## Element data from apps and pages
_ _ _ _ _ _ _

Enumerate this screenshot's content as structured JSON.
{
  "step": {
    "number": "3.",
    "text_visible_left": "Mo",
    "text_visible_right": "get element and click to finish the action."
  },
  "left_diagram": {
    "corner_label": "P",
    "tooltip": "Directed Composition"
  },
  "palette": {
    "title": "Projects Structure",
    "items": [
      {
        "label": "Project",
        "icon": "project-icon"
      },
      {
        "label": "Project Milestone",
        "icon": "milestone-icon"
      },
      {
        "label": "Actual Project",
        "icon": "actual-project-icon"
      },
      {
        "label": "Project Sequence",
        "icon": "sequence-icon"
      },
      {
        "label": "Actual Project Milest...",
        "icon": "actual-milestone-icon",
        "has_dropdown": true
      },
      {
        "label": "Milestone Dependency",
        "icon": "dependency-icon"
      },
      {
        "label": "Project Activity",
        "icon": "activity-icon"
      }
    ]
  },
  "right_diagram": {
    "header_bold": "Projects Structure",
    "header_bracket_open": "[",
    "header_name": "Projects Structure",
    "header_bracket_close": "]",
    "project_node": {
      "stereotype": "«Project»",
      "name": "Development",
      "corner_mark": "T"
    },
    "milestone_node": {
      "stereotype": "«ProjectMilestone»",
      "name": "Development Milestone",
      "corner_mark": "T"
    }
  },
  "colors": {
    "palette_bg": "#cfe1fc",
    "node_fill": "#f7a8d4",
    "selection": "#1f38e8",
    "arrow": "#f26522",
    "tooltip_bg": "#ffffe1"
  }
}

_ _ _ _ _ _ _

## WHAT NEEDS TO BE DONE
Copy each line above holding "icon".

## RESPONSE
        "icon": "project-icon"
        "icon": "milestone-icon"
        "icon": "actual-project-icon"
        "icon": "sequence-icon"
        "icon": "actual-milestone-icon",
        "icon": "dependency-icon"
        "icon": "activity-icon"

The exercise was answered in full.